Roasted Pheasant

Chef's notes:

For the most part, the pheasant I am referring to in this article is the common pheasant Phasianus colchicus, also known as the ring-necked pheasant. This is the bird that was introduced to America by the colonizers way back in the day. Little did they know that the birds would take over the whole state of South Dakota and part of North Dakota. Seriously, these things are like flies out there. You can’t help but kill one or two driving through.

I have never roasted a pheasant before. In fact, I don’t recall ever cooking one in any way. The only times I have had it, which is less than five times, it was in some mushroom cream and wine sauce that completely covered up the flavor. But what I do remember is the meat was so dry I practically choked on it. So, with that thought in mind, I decided to brine the pheasant before I roasted it. Please continue reading.


  • 1 pheasant
  • 8‒10 cups brine
  • Leek
  • Root vegetables
  • Bacon
  • Onion
  • 8‒10 cups warm water
  • ½ cup sea salt
  • ¼ cup cane sugar
  • 2 cloves garlic
  • 1 Tbsp crushed bay leaf
  • 1 Tbsp black peppercorn
  • 1 Tbsp coriander seed
  • 1 Tbsp mustard seed

Pheasant Recipe Brined in Sea Salt, Cane Sugar, Garlic, Bay Leaf, Peppercorns, and Roasted with Bacon and Vegetables

  1. Make a brine for the pheasant. Because pheasant has a tendency to dry out, I recommend that you brine your birds for eight hours before you roast them. Brine is a mixture of salt, sugar, water, and spice, and it makes meat tender and delicious. For a full description of how brine works and why, read the section Brining Meat. The recipe listed to the right for brine is a variation on an old English recipe. And you know the English love their pheasant.
  2. Brine the pheasant for eight hours. For best results, don’t brine the pheasant for less than eight hours or more than twelve. Too long in the brine and the pheasant will cease to taste of pheasant and will merely taste of brine. As long as you can fit it in the fridge, a stock pot will work the best for brining multiple birds. Otherwise, use a large cooler and substitute 8 cups of ice cubes for 6 cups of the water in the brine recipe. The ice should keep the birds cool.
  3. Dry the pheasant off and preheat the oven.

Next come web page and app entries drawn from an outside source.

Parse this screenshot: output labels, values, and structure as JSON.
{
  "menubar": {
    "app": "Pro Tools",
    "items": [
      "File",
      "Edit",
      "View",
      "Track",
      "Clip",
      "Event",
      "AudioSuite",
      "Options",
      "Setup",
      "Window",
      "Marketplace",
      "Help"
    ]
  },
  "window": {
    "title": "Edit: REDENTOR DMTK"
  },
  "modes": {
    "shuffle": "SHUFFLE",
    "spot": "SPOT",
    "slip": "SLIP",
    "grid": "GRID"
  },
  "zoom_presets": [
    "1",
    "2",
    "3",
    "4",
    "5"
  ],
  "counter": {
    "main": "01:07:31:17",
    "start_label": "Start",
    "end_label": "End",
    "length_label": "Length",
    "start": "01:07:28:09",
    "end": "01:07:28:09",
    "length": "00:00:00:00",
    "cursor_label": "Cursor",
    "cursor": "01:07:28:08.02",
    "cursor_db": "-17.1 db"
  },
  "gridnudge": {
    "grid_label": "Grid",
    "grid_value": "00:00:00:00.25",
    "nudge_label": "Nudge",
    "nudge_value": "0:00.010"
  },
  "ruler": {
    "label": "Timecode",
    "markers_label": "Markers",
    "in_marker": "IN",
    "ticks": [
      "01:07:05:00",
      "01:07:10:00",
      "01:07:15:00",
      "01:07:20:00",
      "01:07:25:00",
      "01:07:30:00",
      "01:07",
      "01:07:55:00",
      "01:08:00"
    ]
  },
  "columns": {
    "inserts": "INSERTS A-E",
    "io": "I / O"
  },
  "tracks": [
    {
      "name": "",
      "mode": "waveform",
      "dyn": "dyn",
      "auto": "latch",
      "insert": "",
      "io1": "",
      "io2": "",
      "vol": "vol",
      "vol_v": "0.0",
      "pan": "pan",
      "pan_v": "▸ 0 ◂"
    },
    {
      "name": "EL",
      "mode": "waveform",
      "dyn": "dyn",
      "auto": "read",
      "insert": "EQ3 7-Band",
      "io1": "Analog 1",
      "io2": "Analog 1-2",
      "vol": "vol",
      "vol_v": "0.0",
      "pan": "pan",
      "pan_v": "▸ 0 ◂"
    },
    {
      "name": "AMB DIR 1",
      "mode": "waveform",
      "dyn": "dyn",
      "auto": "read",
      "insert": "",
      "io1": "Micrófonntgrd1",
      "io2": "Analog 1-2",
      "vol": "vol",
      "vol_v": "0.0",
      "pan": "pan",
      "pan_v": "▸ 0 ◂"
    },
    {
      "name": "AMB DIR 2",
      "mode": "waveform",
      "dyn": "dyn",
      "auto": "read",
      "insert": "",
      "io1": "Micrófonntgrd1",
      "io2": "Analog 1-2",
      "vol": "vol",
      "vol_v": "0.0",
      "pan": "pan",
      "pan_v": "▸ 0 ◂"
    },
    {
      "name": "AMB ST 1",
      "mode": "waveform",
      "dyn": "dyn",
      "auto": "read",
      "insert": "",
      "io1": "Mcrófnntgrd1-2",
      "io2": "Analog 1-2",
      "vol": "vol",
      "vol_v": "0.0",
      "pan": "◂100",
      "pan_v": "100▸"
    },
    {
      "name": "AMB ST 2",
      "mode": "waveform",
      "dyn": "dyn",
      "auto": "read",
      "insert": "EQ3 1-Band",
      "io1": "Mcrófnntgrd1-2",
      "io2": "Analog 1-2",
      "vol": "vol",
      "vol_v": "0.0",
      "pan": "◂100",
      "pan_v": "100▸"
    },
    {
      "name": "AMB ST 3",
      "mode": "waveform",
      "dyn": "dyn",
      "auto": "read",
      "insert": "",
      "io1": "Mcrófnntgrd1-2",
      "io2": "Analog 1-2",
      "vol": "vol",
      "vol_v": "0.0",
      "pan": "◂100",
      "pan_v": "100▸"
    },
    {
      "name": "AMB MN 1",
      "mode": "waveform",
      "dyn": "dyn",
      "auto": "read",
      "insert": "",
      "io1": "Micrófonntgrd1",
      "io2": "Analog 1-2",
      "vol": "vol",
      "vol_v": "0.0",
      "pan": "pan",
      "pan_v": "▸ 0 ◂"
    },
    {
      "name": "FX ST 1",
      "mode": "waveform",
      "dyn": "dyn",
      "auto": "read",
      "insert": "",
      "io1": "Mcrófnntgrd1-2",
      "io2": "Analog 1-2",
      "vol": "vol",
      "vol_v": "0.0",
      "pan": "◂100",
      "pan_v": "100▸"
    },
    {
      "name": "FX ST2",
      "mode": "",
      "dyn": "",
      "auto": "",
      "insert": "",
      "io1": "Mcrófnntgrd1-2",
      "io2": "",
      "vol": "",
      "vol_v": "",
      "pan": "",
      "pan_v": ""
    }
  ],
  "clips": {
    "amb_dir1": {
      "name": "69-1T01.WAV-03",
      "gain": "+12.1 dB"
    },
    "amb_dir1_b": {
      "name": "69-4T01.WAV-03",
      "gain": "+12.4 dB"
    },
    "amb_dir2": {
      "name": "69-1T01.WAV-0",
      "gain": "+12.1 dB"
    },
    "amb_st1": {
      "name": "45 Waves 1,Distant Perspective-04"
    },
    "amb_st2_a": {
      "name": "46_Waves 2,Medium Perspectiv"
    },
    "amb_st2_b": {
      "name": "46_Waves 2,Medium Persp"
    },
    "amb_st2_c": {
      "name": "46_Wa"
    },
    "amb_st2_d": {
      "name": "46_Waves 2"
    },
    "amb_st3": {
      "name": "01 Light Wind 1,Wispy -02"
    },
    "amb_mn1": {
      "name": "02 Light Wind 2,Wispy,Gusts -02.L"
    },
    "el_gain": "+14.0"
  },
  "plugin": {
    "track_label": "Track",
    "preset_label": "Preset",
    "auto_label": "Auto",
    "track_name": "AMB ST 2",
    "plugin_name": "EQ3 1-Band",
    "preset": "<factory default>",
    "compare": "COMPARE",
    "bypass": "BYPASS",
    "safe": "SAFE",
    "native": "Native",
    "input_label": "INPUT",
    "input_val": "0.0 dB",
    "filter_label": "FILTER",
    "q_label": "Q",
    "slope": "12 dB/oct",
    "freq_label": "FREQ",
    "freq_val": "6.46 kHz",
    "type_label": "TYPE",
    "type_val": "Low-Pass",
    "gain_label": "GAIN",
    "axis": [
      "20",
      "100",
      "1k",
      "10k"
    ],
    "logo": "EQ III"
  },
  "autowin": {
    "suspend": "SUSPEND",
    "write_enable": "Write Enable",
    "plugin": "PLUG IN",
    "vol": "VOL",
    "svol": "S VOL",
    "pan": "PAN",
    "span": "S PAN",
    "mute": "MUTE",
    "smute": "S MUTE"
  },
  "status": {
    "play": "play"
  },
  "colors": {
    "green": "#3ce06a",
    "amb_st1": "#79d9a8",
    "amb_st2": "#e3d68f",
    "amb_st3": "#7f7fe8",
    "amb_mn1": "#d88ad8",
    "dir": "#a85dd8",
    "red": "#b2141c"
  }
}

Take the bird out of the brine and let it drain for a few minutes. There will be a lot of liquid coming out of the bird. So, if you try to dry it with paper towels right away, you will end up using a whole roll. Get the roasting pan ready while the birds drain. I roasted my bird over root vegetables. You may want to cook the veggies for 15 minutes before you roast the bird. My veggies were a little undercooked.
  4. Roast the pheasant at 500º F for 15 minutes. Heat the oven up for at least 15 minutes before you put the pheasant in, perhaps just long enough to give your veggies that head start they need. But can you roast vegetables in an oven that is preheating to 500º F? Yes, of course. Just don’t forget to set the timer for 15 minutes. So, once the oven is preheated, put your pheasant in for another 15 minutes. This will help the skin to get nice and crispy.
  5. Finish the pheasant at a 350º F to cook it all the way through. If you want a time reference for how long it will take your pheasant to cook, you’re in luck. Pheasants are fairly universal in size. Roast a large pheasant for 45 more minutes and a smaller one for 35 minutes. Of course, you will want to check the internal temp, which should be no more than 150º F when it’s done. Pheasant can be cooked to any temperature, just like duck. So, if your meat is a little pink, no biggie.

Tips & Tricks

  • The best way to cut up a pheasant for a dinner guest is to use a pair of poultry shears and remove the back bone by cutting along either side of it. Next, cut right down the middle, between the breasts. Serve your guest a half a pheasant and a sharp knife. Or you can split the halves into quarters by cutting around the leg and thigh.
  • An elevated roasting pan is better for roasting meat. It cooks everything more evenly as the heat can get all the way around the meat.
  • Farm-raised pheasant will most likely be sold in the freezer section next to the duck and geese.
  • After the pheasant is done, don’t forget to let it rest for 10 minutes before you cut and eat it.
  • If you combine the drippings with equal parts orange juice and port and reduce it until it coats a spoon, you will have a tasty simple sauce for the pheasant.